Data to use: Begin

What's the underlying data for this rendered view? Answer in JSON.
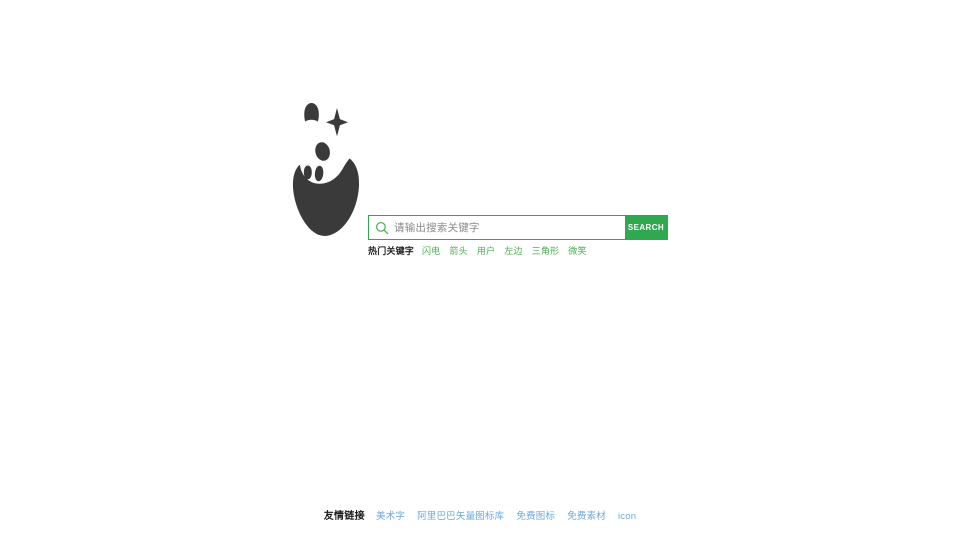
{
  "colors": {
    "logo_dark": "#3a3a3a",
    "accent_green": "#2fa84f",
    "link_green": "#4caf50",
    "link_blue": "#6ea8dd",
    "page_background": "#ffffff",
    "placeholder_gray": "#8a8a8a"
  },
  "logo": {
    "name": "mascot-blob-logo",
    "description": "dark abstract blob mascot with arch and sparkle"
  },
  "search": {
    "icon": "search-icon",
    "placeholder": "请输出搜索关键字",
    "value": "",
    "button_label": "SEARCH"
  },
  "hot_keywords": {
    "label": "热门关键字",
    "items": [
      {
        "label": "闪电"
      },
      {
        "label": "箭头"
      },
      {
        "label": "用户"
      },
      {
        "label": "左边"
      },
      {
        "label": "三角形"
      },
      {
        "label": "微笑"
      }
    ]
  },
  "footer": {
    "label": "友情链接",
    "links": [
      {
        "label": "美术字"
      },
      {
        "label": "阿里巴巴矢量图标库"
      },
      {
        "label": "免费图标"
      },
      {
        "label": "免费素材"
      },
      {
        "label": "icon"
      }
    ]
  }
}
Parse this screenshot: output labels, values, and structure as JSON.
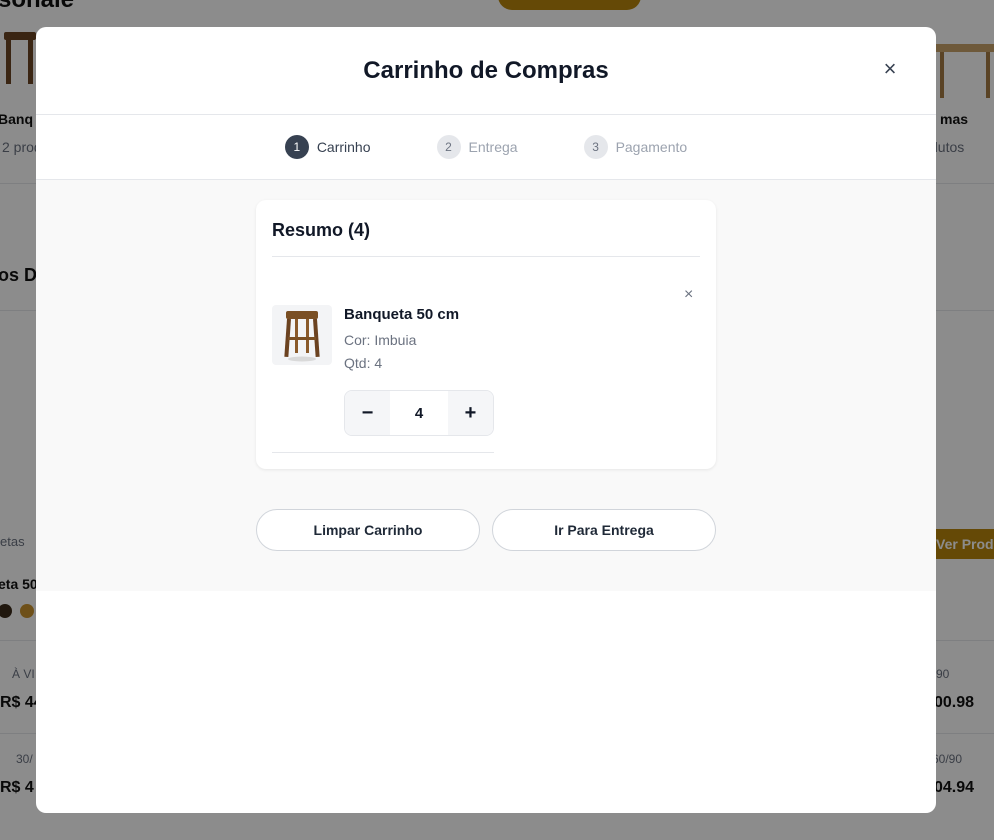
{
  "background": {
    "cards": [
      {
        "name": "Banq",
        "count": "2 prod"
      },
      {
        "name": "mas",
        "count": "dutos"
      }
    ],
    "section_title": "os Di",
    "label_left": "etas",
    "product_left": "eta 50",
    "gold_button": "Ver Produ",
    "payment_rows": [
      {
        "label_left": "À VI",
        "price_left": "R$ 44",
        "label_right": "90",
        "price_right": "00.98"
      },
      {
        "label_left": "30/",
        "price_left": "R$ 4",
        "label_right": "60/90",
        "price_right": "04.94"
      }
    ]
  },
  "modal": {
    "title": "Carrinho de Compras",
    "close_symbol": "×",
    "steps": [
      {
        "number": "1",
        "label": "Carrinho",
        "active": true
      },
      {
        "number": "2",
        "label": "Entrega",
        "active": false
      },
      {
        "number": "3",
        "label": "Pagamento",
        "active": false
      }
    ],
    "summary": {
      "title": "Resumo (4)",
      "items": [
        {
          "name": "Banqueta 50 cm",
          "color": "Cor: Imbuia",
          "qty_text": "Qtd: 4",
          "quantity": "4",
          "remove_symbol": "×",
          "minus_symbol": "−",
          "plus_symbol": "+"
        }
      ]
    },
    "actions": {
      "clear_label": "Limpar Carrinho",
      "next_label": "Ir Para Entrega"
    }
  },
  "colors": {
    "active_step": "#374151",
    "overlay": "rgba(0,0,0,0.45)",
    "content_bg": "#f9f9f9",
    "gold": "#b8860b"
  }
}
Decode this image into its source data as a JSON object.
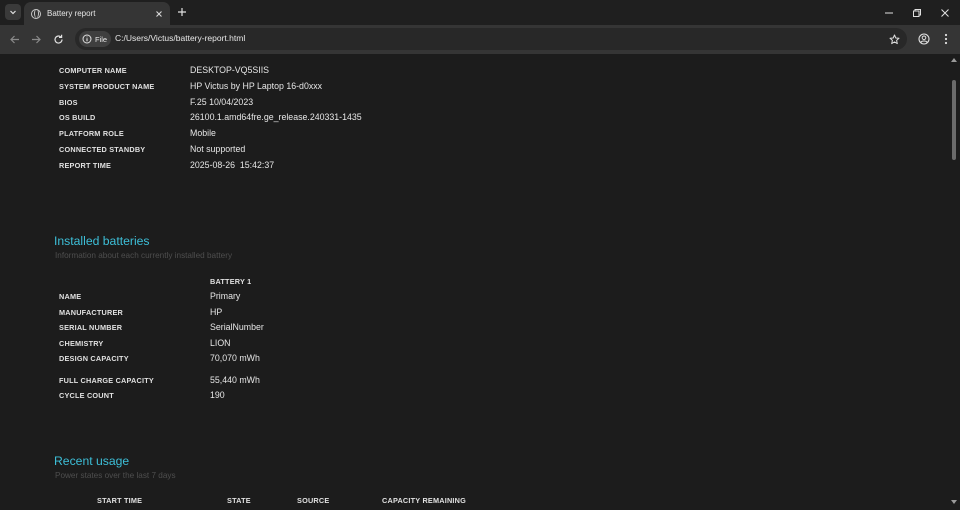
{
  "browser": {
    "tab_title": "Battery report",
    "url_chip": "File",
    "url": "C:/Users/Victus/battery-report.html"
  },
  "system_info": [
    {
      "label": "COMPUTER NAME",
      "value": "DESKTOP-VQ5SIIS"
    },
    {
      "label": "SYSTEM PRODUCT NAME",
      "value": "HP Victus by HP Laptop 16-d0xxx"
    },
    {
      "label": "BIOS",
      "value": "F.25 10/04/2023"
    },
    {
      "label": "OS BUILD",
      "value": "26100.1.amd64fre.ge_release.240331-1435"
    },
    {
      "label": "PLATFORM ROLE",
      "value": "Mobile"
    },
    {
      "label": "CONNECTED STANDBY",
      "value": "Not supported"
    },
    {
      "label": "REPORT TIME",
      "value": "2025-08-26  15:42:37"
    }
  ],
  "installed_batteries": {
    "title": "Installed batteries",
    "subtitle": "Information about each currently installed battery",
    "column_header": "BATTERY 1",
    "rows": [
      {
        "label": "NAME",
        "value": "Primary"
      },
      {
        "label": "MANUFACTURER",
        "value": "HP"
      },
      {
        "label": "SERIAL NUMBER",
        "value": "SerialNumber"
      },
      {
        "label": "CHEMISTRY",
        "value": "LION"
      },
      {
        "label": "DESIGN CAPACITY",
        "value": "70,070 mWh"
      },
      {
        "label": "FULL CHARGE CAPACITY",
        "value": "55,440 mWh"
      },
      {
        "label": "CYCLE COUNT",
        "value": "190"
      }
    ]
  },
  "recent_usage": {
    "title": "Recent usage",
    "subtitle": "Power states over the last 7 days",
    "columns": [
      "START TIME",
      "STATE",
      "SOURCE",
      "CAPACITY REMAINING"
    ]
  },
  "colors": {
    "accent": "#3dbfd8",
    "background": "#1c1c1c"
  },
  "icons": [
    "tab-search-icon",
    "globe-icon",
    "close-icon",
    "plus-icon",
    "minimize-icon",
    "restore-icon",
    "back-icon",
    "forward-icon",
    "reload-icon",
    "info-icon",
    "star-icon",
    "profile-icon",
    "menu-icon"
  ]
}
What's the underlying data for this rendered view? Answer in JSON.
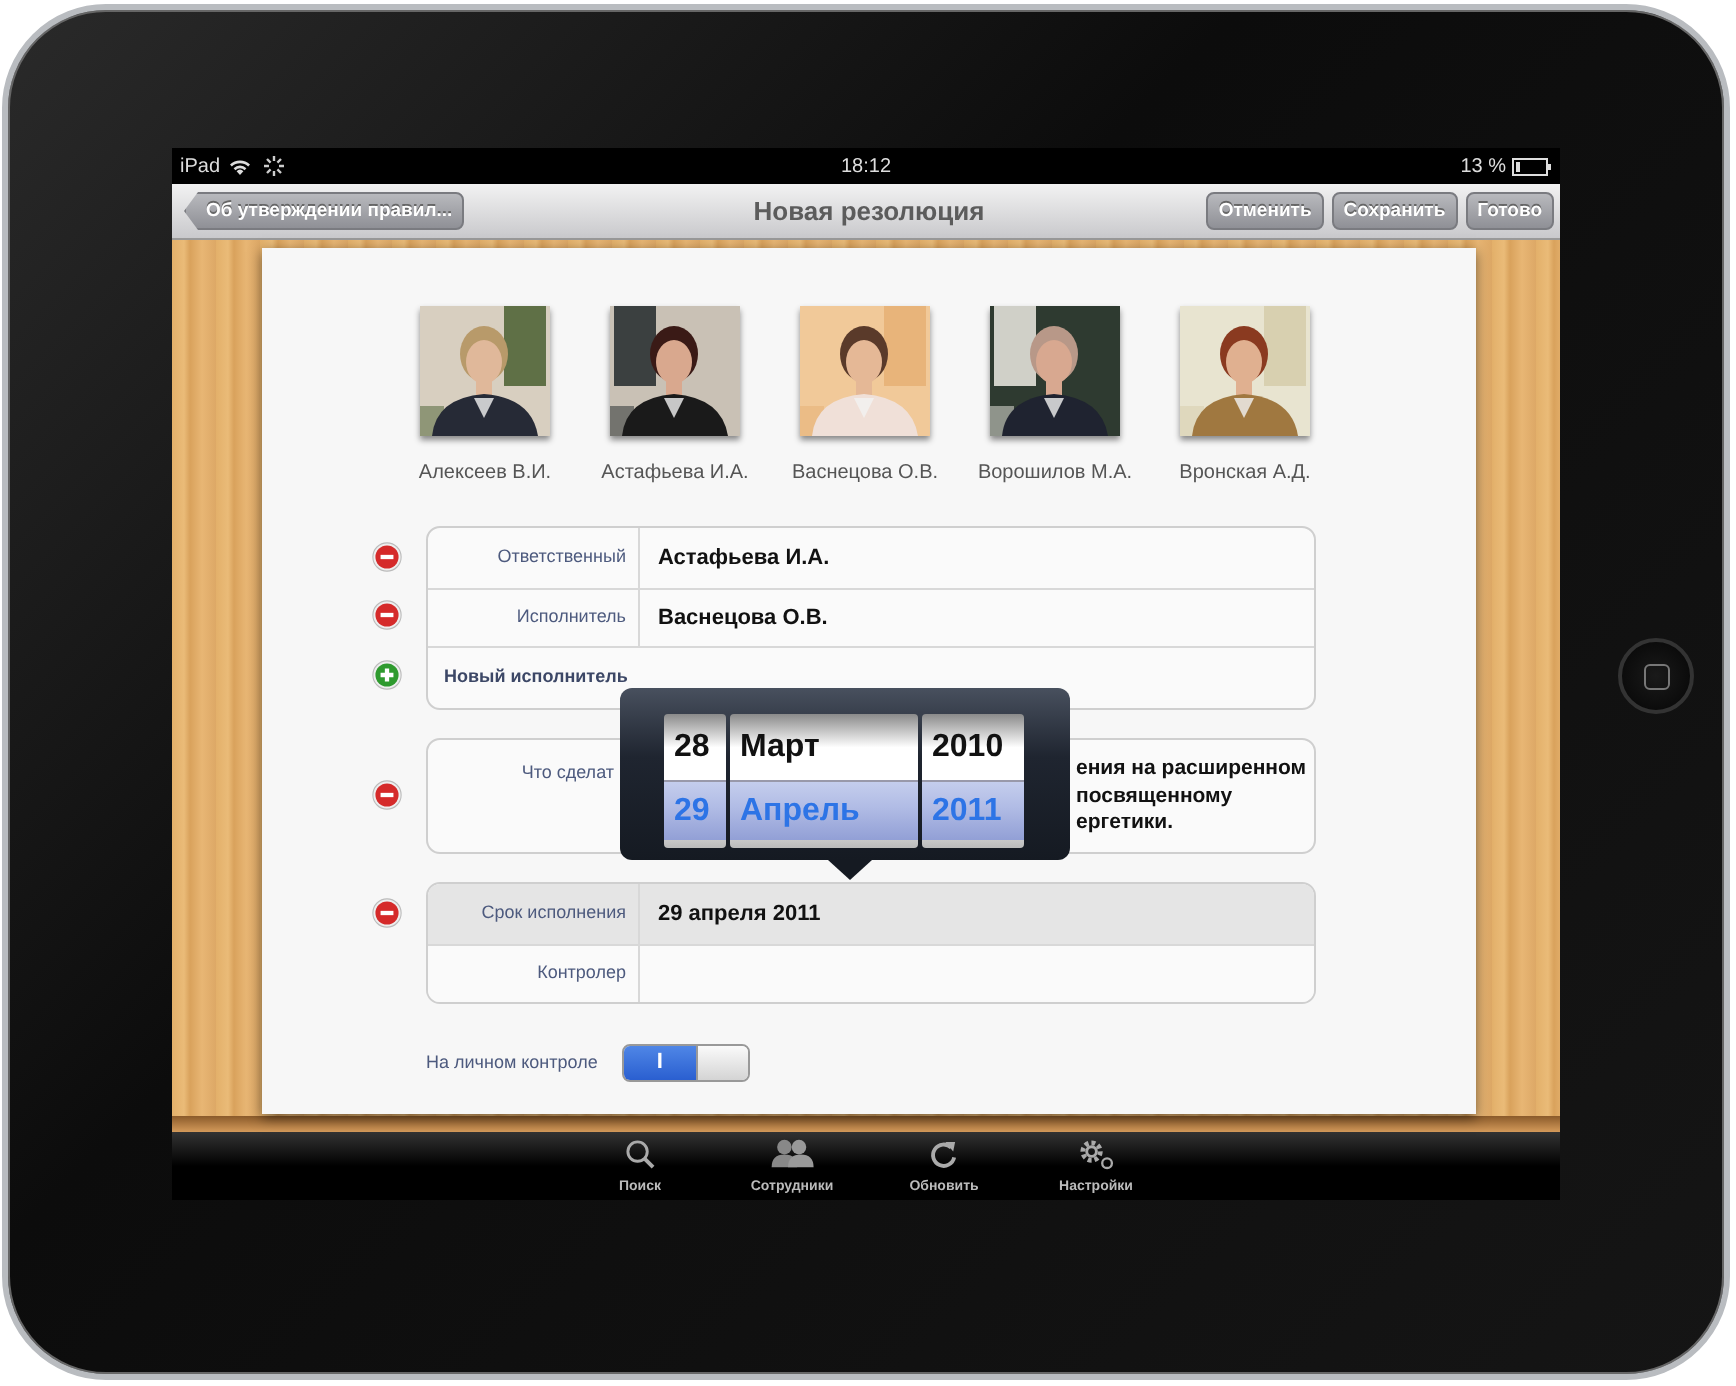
{
  "status_bar": {
    "device": "iPad",
    "time": "18:12",
    "battery": "13 %"
  },
  "nav_bar": {
    "back": "Об утверждении правил...",
    "title": "Новая резолюция",
    "buttons": [
      "Отменить",
      "Сохранить",
      "Готово"
    ]
  },
  "people": [
    {
      "name": "Алексеев В.И.",
      "kind": "picture"
    },
    {
      "name": "Астафьева И.А.",
      "kind": "picture"
    },
    {
      "name": "Васнецова О.В.",
      "kind": "picture"
    },
    {
      "name": "Ворошилов М.А.",
      "kind": "picture"
    },
    {
      "name": "Вронская А.Д.",
      "kind": "picture"
    }
  ],
  "assignment_rows": [
    {
      "kind": "remove",
      "label": "Ответственный",
      "value": "Астафьева И.А."
    },
    {
      "kind": "remove",
      "label": "Исполнитель",
      "value": "Васнецова О.В."
    },
    {
      "kind": "add",
      "label": "Новый исполнитель"
    }
  ],
  "task": {
    "kind": "remove",
    "label": "Что сделат",
    "value_lines": [
      "ения на расширенном",
      "посвященному",
      "ергетики."
    ]
  },
  "deadline_rows": [
    {
      "kind": "remove",
      "label": "Срок исполнения",
      "value": "29 апреля 2011",
      "selected": true
    },
    {
      "kind": "plain",
      "label": "Контролер",
      "selected": false
    }
  ],
  "personal_control": {
    "label": "На личном контроле",
    "switch_text": "I",
    "on": true
  },
  "date_picker": {
    "columns": [
      {
        "above": "28",
        "selected": "29"
      },
      {
        "above": "Март",
        "selected": "Апрель"
      },
      {
        "above": "2010",
        "selected": "2011"
      }
    ]
  },
  "tab_bar": [
    {
      "label": "Поиск",
      "kind": "search"
    },
    {
      "label": "Сотрудники",
      "kind": "people"
    },
    {
      "label": "Обновить",
      "kind": "refresh"
    },
    {
      "label": "Настройки",
      "kind": "settings"
    }
  ]
}
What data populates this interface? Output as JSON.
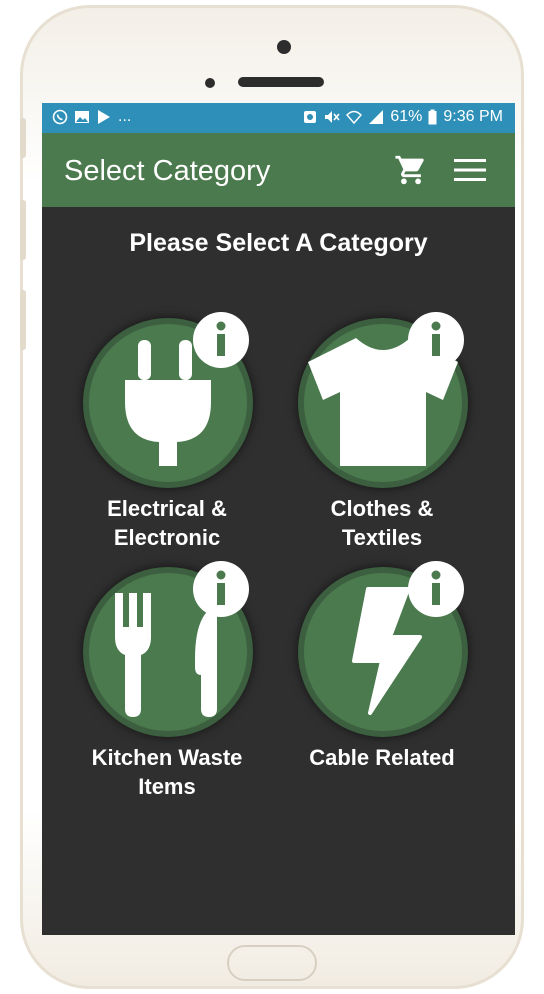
{
  "status_bar": {
    "left_notifications": "...",
    "battery": "61%",
    "time": "9:36 PM"
  },
  "app_bar": {
    "title": "Select Category"
  },
  "main": {
    "heading": "Please Select A Category",
    "categories": [
      {
        "line1": "Electrical &",
        "line2": "Electronic",
        "icon": "plug-icon"
      },
      {
        "line1": "Clothes &",
        "line2": "Textiles",
        "icon": "shirt-icon"
      },
      {
        "line1": "Kitchen Waste",
        "line2": "Items",
        "icon": "cutlery-icon"
      },
      {
        "line1": "Cable Related",
        "line2": "",
        "icon": "lightning-icon"
      }
    ]
  },
  "colors": {
    "status_bar": "#2e8fb8",
    "app_bar": "#4b7a4e",
    "screen_bg": "#2f2f2f",
    "category_circle": "#4b7a4e",
    "info_badge": "#ffffff"
  }
}
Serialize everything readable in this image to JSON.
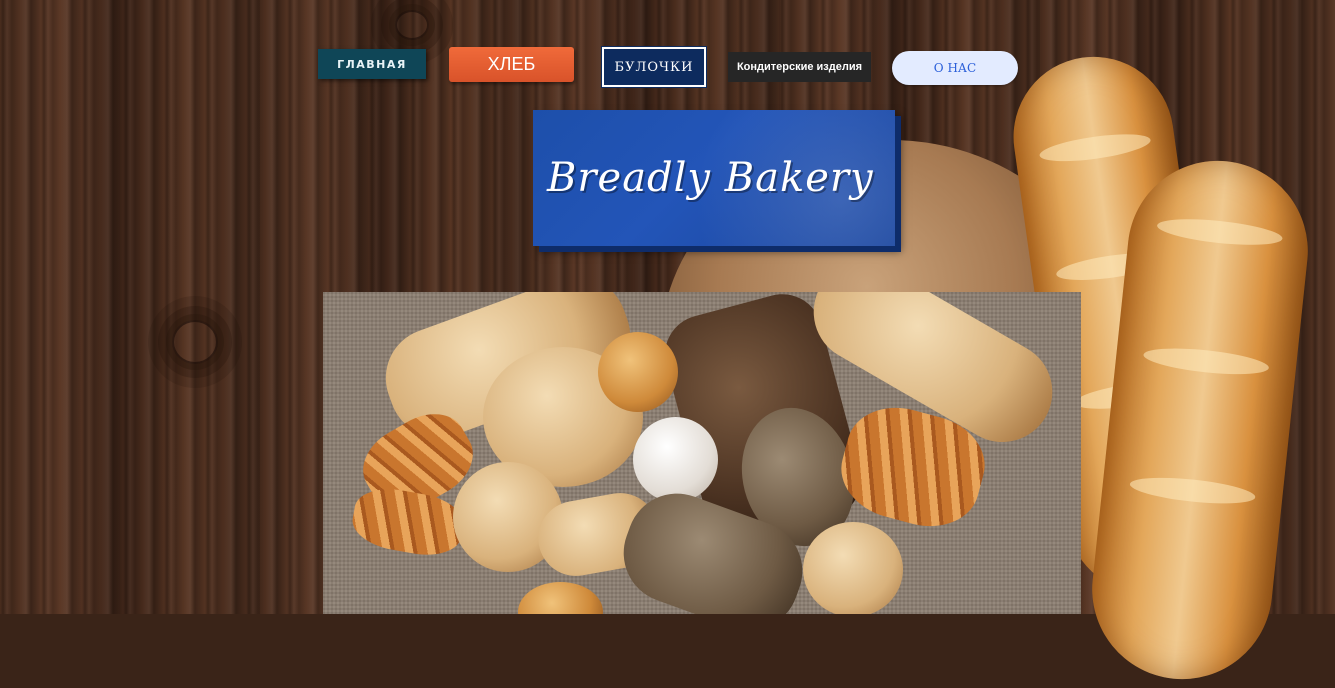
{
  "nav": {
    "home": "ГЛАВНАЯ",
    "bread": "ХЛЕБ",
    "buns": "БУЛОЧКИ",
    "pastry": "Кондитерские изделия",
    "about": "О НАС"
  },
  "hero": {
    "title": "Breadly Bakery"
  },
  "colors": {
    "home_bg": "#0f4657",
    "bread_bg": "#e55e32",
    "buns_bg": "#0d2b5e",
    "pastry_bg": "#262626",
    "about_bg": "#e3ebff",
    "title_bg": "#2355b8"
  }
}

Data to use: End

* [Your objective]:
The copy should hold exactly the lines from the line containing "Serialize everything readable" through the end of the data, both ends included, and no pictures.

* [Problem solution]:
Serialize everything readable in this image to JSON.
{
  "nav": {
    "home": "ГЛАВНАЯ",
    "bread": "ХЛЕБ",
    "buns": "БУЛОЧКИ",
    "pastry": "Кондитерские изделия",
    "about": "О НАС"
  },
  "hero": {
    "title": "Breadly Bakery"
  },
  "colors": {
    "home_bg": "#0f4657",
    "bread_bg": "#e55e32",
    "buns_bg": "#0d2b5e",
    "pastry_bg": "#262626",
    "about_bg": "#e3ebff",
    "title_bg": "#2355b8"
  }
}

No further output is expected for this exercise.